For this reason, it’s important to run the numbers and pay attention to your projected net yield. Don’t assume that a great price or an outstanding property will automatically equate to higher profits. At the end of the day, finding success with single-family rentals comes down to two very simple things: finding a winning property and ensuring that it’s managed as profitably as possible. Here are some key steps to follow:

Know Where to Look

While it’s true that there are fewer bargains today than there were immediately after the recession, there are still good deals to be found if you’re patient and know where to look. It’s always a good idea to start local, since you’re already familiar with the local housing market and your area’s economic conditions. Pay attention to whether a property is a power-of-sale property or a foreclosure. With foreclosures — which have the lending institution on the title — you’ll often be able to get a better deal, since banks prefer to offload properties fairly quickly.

Find the Right Property

Next, it’s important to choose a property that will perform well as a rental. While there are exceptions, many investors find that the most profitable rentals are the ones that fall in the middle of the scale. Look for properties that are in nice, middle-class areas, near jobs and good schools; this will increase your chances of attracting long-term tenants while avoiding the costs that are often associated with rentals that are located in more exclusive neighborhoods. You’ll also want to carefully consider whether you want a fixer-upper or a turnkey property that’s ready to go. While some investors make it their strategy to purchase homes that are in need of repairs, this method can be risky and costly if you don’t know what you’re doing. No matter which option you choose, it’s important to go into it with an airtight plan and a timeline for any repairs.

Run the Numbers

Don’t operate on assumptions alone. It’s important to do your homework and determine how much a property will cost you to operate each year; this includes taxes, insurance, maintenance, repairs, and unexpected vacancies. Next, subtract this figure from your projected annual rental income. While low property prices or estimated high gross yields can be tempting, remember: a cheap property doesn’t necessarily mean that it’s a good deal. Similarly, more expensive properties that promise high returns will make a poor investment if the annual taxes end up eating up most of your profit. What matters most is how well the property will perform in the long-term.
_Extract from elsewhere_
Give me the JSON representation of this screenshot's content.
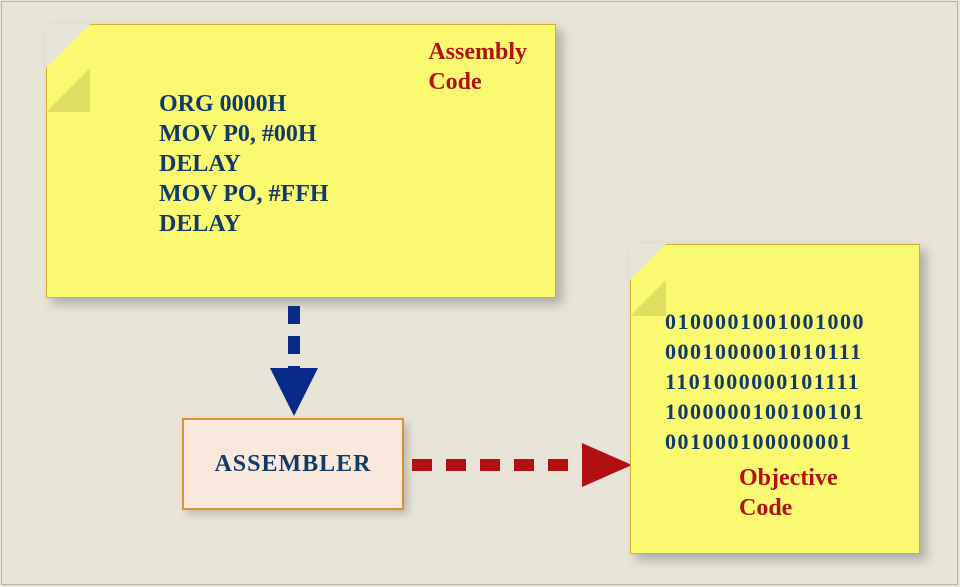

Manage Your Property Profitably

Once you’ve acquired a property, you must manage it in a way that will ensure maximum profitability. Keep in mind that your tenants can make or break the success of your rental, so it’s important to implement comprehensive policies, a solid rental agreement, and a thorough screening process for vetting potential renters. Run background checks, call references, and perform credit checks for all potential tenants. Finally, it’s important to ensure you are operating in compliance with anti-discrimination laws. Always provide your screening procedure in writing. Run it by an attorney to ensure that your questions don’t discriminate against any protected classes. Many investors choose to use property managers, allowing them to offload the work of tenant sourcing and screening as well as the day-to-day tasks associated with property management. This is an especially good idea for those who want a more hands-off experience once they reach retirement.

The single-family residence is still a hot item that can make an excellent addition to your retirement portfolio. Just remember that, as with any investment, it’s important to assess potential properties on a case-by-case basis, ensuring you weigh projected profit and loss. 

1.6
Average: 1.6 (5 votes)
Your rating: None